• **Work instruction**
Could you please find each line in the records that contains the word "content" and copy it?

• **Excerpted data**
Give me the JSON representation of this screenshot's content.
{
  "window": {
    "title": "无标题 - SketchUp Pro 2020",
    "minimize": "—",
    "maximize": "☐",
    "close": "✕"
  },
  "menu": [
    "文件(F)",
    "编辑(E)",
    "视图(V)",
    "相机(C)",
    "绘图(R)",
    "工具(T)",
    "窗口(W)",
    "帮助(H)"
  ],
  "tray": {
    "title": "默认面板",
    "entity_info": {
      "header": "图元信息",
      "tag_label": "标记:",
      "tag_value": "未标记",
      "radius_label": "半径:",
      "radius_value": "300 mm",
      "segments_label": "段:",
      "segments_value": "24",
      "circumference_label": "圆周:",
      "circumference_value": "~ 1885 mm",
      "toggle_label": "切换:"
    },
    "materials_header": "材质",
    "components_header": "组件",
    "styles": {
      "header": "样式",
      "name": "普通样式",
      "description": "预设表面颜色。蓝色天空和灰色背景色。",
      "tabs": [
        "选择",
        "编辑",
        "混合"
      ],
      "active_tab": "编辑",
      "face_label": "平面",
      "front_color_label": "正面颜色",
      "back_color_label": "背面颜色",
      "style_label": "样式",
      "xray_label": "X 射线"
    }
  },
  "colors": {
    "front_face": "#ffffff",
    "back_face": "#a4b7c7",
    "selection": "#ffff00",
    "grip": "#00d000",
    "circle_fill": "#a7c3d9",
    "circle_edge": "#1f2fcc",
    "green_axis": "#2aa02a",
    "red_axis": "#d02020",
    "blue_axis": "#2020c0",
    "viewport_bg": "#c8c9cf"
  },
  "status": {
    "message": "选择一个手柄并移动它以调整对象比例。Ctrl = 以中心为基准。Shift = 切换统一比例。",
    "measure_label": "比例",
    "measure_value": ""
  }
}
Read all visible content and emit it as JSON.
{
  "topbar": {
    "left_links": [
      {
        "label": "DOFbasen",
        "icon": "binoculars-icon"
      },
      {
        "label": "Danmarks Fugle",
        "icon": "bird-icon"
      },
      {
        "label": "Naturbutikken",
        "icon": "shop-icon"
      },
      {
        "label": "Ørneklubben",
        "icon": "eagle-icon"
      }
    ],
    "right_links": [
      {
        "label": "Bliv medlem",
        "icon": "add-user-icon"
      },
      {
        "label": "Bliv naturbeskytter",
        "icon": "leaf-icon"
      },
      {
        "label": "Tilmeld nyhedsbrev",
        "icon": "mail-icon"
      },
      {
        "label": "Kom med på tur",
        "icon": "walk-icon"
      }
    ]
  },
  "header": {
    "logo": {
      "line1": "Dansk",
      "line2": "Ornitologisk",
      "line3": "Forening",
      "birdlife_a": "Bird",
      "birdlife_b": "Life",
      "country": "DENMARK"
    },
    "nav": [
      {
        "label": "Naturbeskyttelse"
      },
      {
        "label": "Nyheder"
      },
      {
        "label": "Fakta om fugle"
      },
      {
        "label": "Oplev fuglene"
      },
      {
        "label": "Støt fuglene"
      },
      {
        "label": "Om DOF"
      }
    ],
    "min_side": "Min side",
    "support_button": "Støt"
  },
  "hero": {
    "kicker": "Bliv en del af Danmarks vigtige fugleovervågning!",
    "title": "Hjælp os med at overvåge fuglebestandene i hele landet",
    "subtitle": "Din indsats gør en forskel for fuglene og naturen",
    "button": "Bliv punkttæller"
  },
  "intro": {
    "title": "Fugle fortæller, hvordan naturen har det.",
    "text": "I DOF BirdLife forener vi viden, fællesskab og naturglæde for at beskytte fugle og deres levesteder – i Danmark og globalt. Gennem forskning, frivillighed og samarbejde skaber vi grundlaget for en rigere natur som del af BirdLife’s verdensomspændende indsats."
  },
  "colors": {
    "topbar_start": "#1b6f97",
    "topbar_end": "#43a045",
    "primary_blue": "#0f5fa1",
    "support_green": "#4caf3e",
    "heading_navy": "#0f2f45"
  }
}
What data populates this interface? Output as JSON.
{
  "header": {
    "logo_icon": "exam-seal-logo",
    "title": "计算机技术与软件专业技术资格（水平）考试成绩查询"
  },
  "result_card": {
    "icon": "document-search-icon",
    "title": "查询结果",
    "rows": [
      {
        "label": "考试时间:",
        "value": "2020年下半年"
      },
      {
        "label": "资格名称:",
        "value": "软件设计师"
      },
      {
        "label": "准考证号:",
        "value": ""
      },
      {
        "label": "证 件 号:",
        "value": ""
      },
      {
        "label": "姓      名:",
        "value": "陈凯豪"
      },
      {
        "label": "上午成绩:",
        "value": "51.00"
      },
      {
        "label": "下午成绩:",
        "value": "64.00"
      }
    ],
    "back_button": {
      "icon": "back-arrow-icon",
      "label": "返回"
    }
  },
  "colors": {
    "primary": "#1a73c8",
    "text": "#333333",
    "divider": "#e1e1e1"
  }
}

• **Answer section**
Give me the JSON representation of this screenshot's content.
Read all visible content and emit it as JSON.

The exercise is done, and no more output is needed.